Footnotes[edit]

  1. ^ a b Aaron McGruder. Contemporary Authors Online (Detroit: Gale). 2009. 
  2. ^ Younge, Gary (December 22, 2005). "Strip Tease". Guardian (London). Retrieved 2010-02-07. 
  3. ^ Larnick, Eric. "Aaron McGruder, 'Boondocks' Creator, on Writing 'Red Tails' and Working With George Lucas After Making Fun of Him." moviefone, January 20, 2012. Retrieved January 23, 2012.
  4. ^ The Uncle Ruckus Movie by Aaron McGruder, Kickstarter.
  5. ^ a b Moore, Frazier (April 18, 2014). "'THE BOONDOCKS' BACK FOR FINAL 'OFFENSIVE' SEASON". The Associated Press. Retrieved April 23, 2014. 
  6. ^ Jonathan Gray, Jeffrey Jones, Ethan Thompson. Satire TV: Politics and Comedy in the Post-Network Era, New York University Press, April 2009, p. 271.
  7. ^ a b McGrath, Ben (April 19, 2004). "The Radical: Why do editors keep throwing 'The Boondocks' off the funnies page?". The New Yorker. 
  8. ^ BET.com: 'Boondocks' Creator Explains Obama Comment, January 22, 2009.

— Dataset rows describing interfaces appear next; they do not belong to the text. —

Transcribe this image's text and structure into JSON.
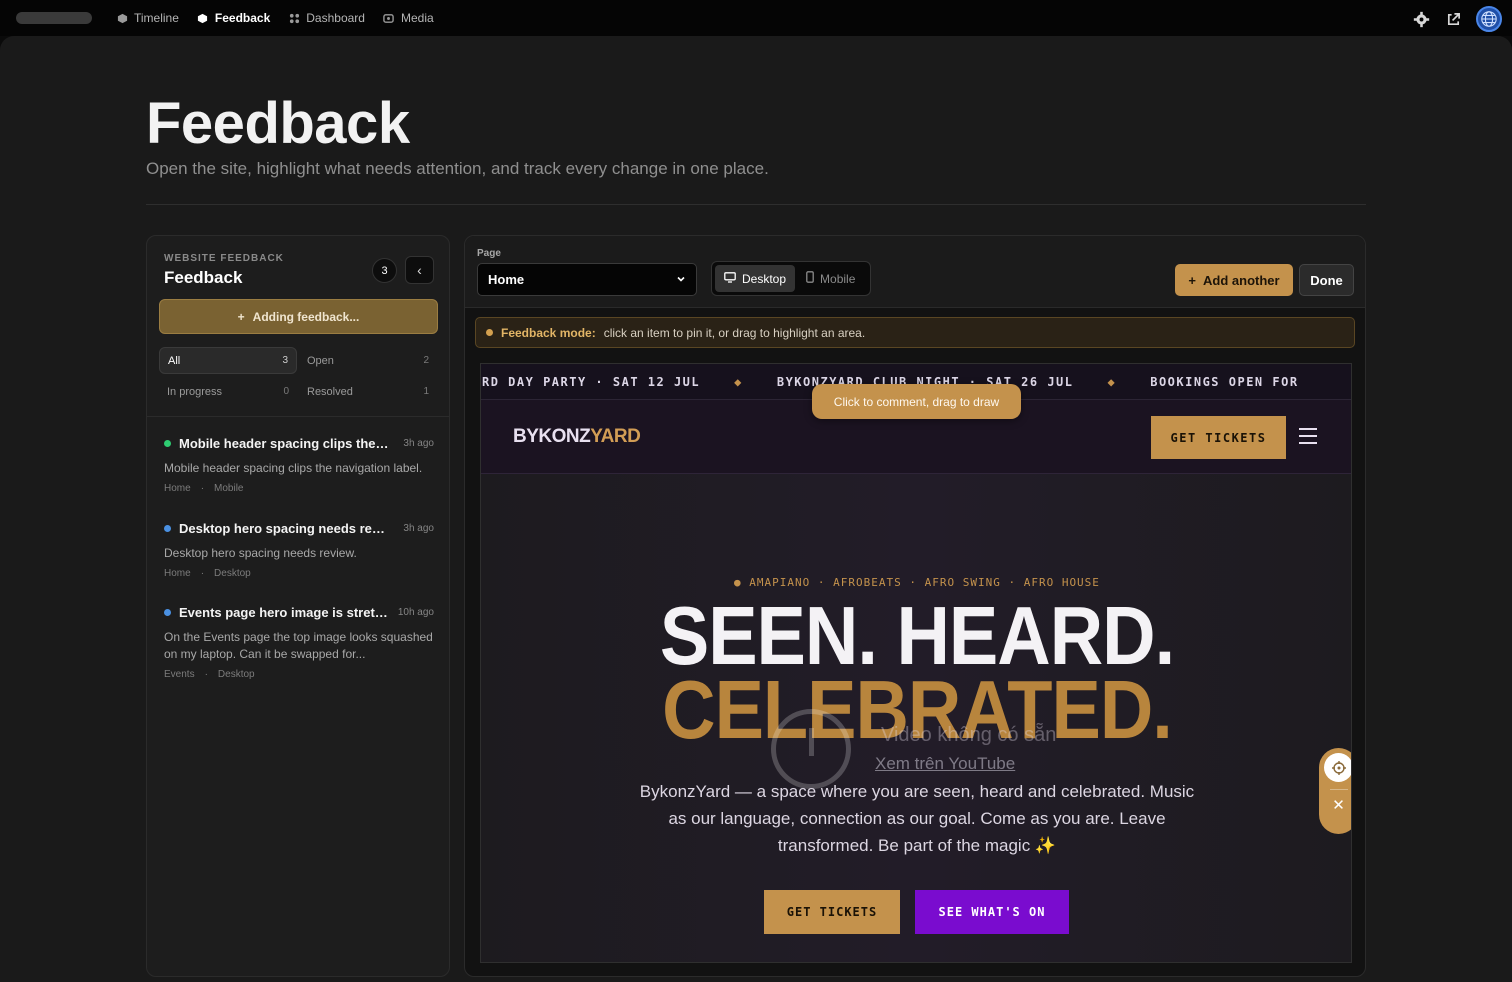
{
  "topbar": {
    "nav": [
      {
        "label": "Timeline",
        "icon": "cube-icon"
      },
      {
        "label": "Feedback",
        "icon": "cube-icon"
      },
      {
        "label": "Dashboard",
        "icon": "dashboard-icon"
      },
      {
        "label": "Media",
        "icon": "media-icon"
      }
    ],
    "active": "Feedback"
  },
  "header": {
    "title": "Feedback",
    "subtitle": "Open the site, highlight what needs attention, and track every change in one place."
  },
  "sidebar": {
    "kicker": "WEBSITE FEEDBACK",
    "title": "Feedback",
    "count": "3",
    "adding_label": "Adding feedback...",
    "filters": [
      {
        "label": "All",
        "count": "3"
      },
      {
        "label": "Open",
        "count": "2"
      },
      {
        "label": "In progress",
        "count": "0"
      },
      {
        "label": "Resolved",
        "count": "1"
      }
    ],
    "items": [
      {
        "title": "Mobile header spacing clips the navigation label.",
        "time": "3h ago",
        "body": "Mobile header spacing clips the navigation label.",
        "page": "Home",
        "device": "Mobile",
        "status_color": "#2ecc71"
      },
      {
        "title": "Desktop hero spacing needs review.",
        "time": "3h ago",
        "body": "Desktop hero spacing needs review.",
        "page": "Home",
        "device": "Desktop",
        "status_color": "#4a90e2"
      },
      {
        "title": "Events page hero image is stretched",
        "time": "10h ago",
        "body": "On the Events page the top image looks squashed on my laptop. Can it be swapped for...",
        "page": "Events",
        "device": "Desktop",
        "status_color": "#4a90e2"
      }
    ]
  },
  "toolbar": {
    "page_label": "Page",
    "page_value": "Home",
    "devices": [
      "Desktop",
      "Mobile"
    ],
    "active_device": "Desktop",
    "add_label": "Add another",
    "done_label": "Done"
  },
  "mode_bar": {
    "label": "Feedback mode:",
    "text": "click an item to pin it, or drag to highlight an area."
  },
  "preview": {
    "ticker": [
      "RD DAY PARTY · SAT 12 JUL",
      "BYKONZYARD CLUB NIGHT · SAT 26 JUL",
      "BOOKINGS OPEN FOR"
    ],
    "tooltip": "Click to comment, drag to draw",
    "logo_a": "BYKONZ",
    "logo_b": "YARD",
    "nav_cta": "GET TICKETS",
    "genres": "● AMAPIANO · AFROBEATS · AFRO SWING · AFRO HOUSE",
    "headline_1": "SEEN. HEARD.",
    "headline_2": "CELEBRATED.",
    "video_error": "Video không có sẵn",
    "video_link": "Xem trên YouTube",
    "copy": "BykonzYard — a space where you are seen, heard and celebrated. Music as our language, connection as our goal. Come as you are. Leave transformed. Be part of the magic ✨",
    "cta_primary": "GET TICKETS",
    "cta_secondary": "SEE WHAT'S ON"
  },
  "colors": {
    "accent": "#c4924c",
    "purple": "#7a0ccf",
    "open_dot": "#2ecc71",
    "info_dot": "#4a90e2"
  }
}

  9. ^ Braxton, Greg (June 4, 2008). "'Boondocks' to BET: !*%#!". Los Angeles Times. Retrieved May 22, 2010.